RECORD EXCERPTS:
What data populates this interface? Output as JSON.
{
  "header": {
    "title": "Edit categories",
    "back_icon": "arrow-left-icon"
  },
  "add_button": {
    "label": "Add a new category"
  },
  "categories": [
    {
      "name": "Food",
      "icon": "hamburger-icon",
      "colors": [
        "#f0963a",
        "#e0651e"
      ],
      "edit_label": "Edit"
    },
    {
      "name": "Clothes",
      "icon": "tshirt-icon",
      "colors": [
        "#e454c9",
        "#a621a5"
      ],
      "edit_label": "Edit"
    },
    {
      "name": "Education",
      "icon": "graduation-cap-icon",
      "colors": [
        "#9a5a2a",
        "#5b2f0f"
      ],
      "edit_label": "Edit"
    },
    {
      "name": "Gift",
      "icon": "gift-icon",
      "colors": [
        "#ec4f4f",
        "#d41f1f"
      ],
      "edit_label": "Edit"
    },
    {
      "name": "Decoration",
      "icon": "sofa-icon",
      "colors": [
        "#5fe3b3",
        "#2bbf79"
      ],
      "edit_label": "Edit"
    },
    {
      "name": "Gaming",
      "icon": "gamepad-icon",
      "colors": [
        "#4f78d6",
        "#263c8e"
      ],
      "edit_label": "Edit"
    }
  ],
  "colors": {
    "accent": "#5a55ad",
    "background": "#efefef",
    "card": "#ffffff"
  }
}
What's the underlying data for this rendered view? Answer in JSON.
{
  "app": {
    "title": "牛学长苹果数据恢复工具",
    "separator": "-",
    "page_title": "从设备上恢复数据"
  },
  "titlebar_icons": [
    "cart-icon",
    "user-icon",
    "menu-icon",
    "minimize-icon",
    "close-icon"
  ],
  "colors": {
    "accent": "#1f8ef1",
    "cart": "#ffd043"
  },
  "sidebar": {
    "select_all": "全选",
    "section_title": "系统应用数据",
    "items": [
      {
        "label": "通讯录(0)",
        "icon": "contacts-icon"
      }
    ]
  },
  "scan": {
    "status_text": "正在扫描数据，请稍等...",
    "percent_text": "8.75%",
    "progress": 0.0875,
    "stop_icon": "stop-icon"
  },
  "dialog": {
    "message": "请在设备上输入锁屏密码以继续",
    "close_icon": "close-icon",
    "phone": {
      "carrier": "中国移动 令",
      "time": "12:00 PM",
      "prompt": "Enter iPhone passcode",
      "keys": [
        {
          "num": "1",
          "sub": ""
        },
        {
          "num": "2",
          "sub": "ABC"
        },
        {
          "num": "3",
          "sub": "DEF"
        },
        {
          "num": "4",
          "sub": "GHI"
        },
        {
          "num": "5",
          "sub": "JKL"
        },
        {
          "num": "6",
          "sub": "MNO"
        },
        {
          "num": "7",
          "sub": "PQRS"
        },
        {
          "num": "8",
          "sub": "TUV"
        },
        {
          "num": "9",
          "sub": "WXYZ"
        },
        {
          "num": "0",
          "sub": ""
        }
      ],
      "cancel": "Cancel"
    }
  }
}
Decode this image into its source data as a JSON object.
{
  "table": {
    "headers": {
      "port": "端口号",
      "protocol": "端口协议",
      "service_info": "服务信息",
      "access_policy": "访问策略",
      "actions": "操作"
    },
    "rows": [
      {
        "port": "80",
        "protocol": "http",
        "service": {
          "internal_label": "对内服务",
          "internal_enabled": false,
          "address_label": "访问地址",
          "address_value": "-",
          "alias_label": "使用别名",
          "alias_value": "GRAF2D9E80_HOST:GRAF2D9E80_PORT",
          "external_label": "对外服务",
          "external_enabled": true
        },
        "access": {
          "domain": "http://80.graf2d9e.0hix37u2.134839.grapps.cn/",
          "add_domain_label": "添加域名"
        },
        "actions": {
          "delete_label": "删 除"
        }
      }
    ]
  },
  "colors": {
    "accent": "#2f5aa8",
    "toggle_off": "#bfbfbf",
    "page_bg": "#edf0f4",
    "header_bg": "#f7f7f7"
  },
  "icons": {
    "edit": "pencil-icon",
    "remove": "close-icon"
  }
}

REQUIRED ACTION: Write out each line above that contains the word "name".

ANSWER TO THE PROBLEM:
      "name": "Food",
      "name": "Clothes",
      "name": "Education",
      "name": "Gift",
      "name": "Decoration",
      "name": "Gaming",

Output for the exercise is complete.